If I use a rebate to joint 2 boards together, is it mandatory to use screws/nails to support it or will the glue alone hold just fine?
The glue alone can be perfectly sufficient for a joint like this. Whether it is in practice depends on various factors, including:
- the loads it will be subject to, especially any shock loads1;
- movement stresses (movement of the completed item, not wood movement);
- the quality of the joint prep (flatness of the joint surfaces and the final fit);
- the material used;
- and how good the glue-up procedure is2.
If in doubt it is a good idea to reinforce in some way. Erring on the side of strength is rarely, if ever, a poor choice in furniture making. Even a few brad nails or some dowels can add significantly to the final strength of box structures like this. Toenail/dovetail the brads or dowels to maximise the reinforcement3.
If you are reinforcing the quality of the joints is less critical, but don't use this as an excuse for sloppy fit :-) However, if you do end up with one or more of the joints fitting poorly it would be a good idea to switch from using PVA-type woodworking glue to an epoxy since the latter have good gap-filling properties and the former do not.

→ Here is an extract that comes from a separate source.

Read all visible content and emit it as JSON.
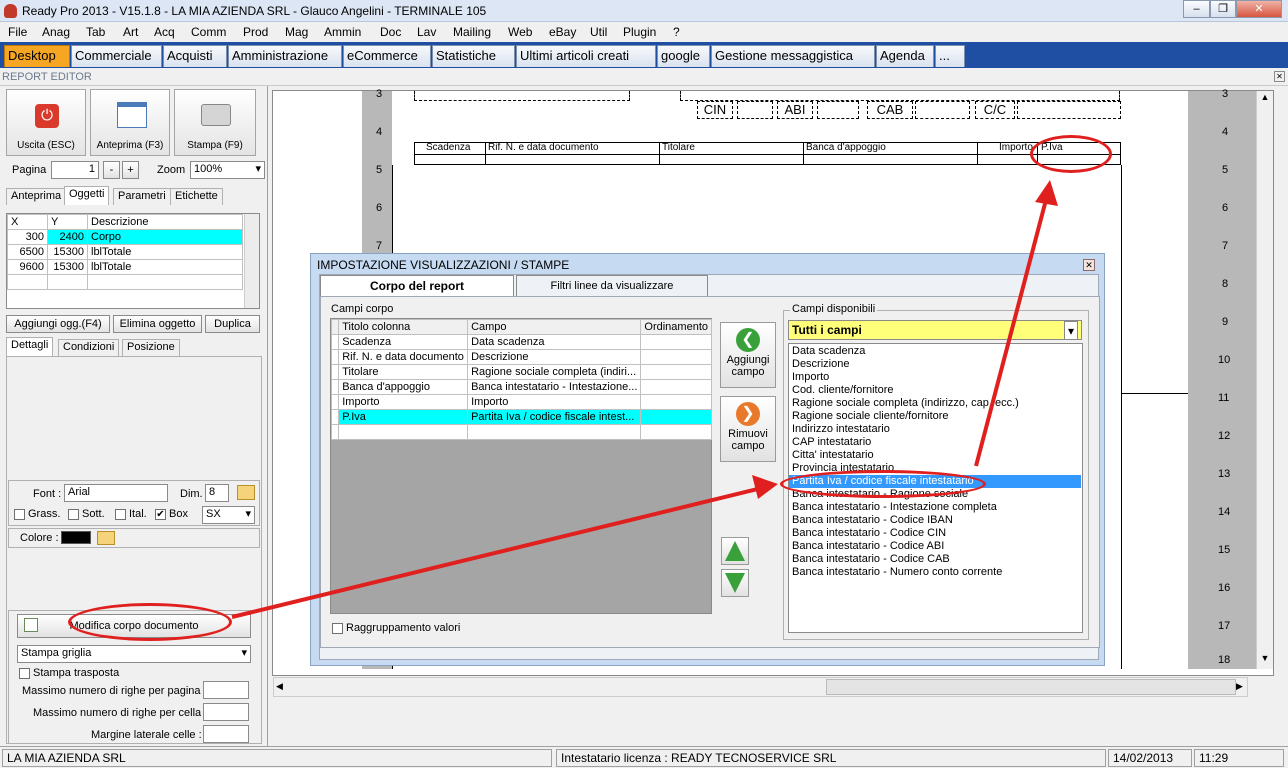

My main concern is the fact that (to my knowledge) end grain doesn't provide much strength when glued.
A rebate joint isn't a simple end grain joint like a mitre is, so some of the (legitimate) worries about end grain glueing poorly don't apply. More on the general topic in this previous Answer, What are the different grain directions, and how do they affect joint strength?
1 E.g. legs being thrown up on to the top, a child sitting on it, or it being moved around by biffing it with the shins.
2 Surfaces should be freshly worked, and if not refreshed with a light sanding just before glue goes on. Enough glue must be applied to fully wet both surfaces, and then sufficient clamp pressure applied to squeeze out all the excess.
3 I generally install any through-dowels with a slight lean anyway, just a few degrees off square. And once you use a pair at opposing angles you end up with a great deal more added strength than if they were both installed at 90°.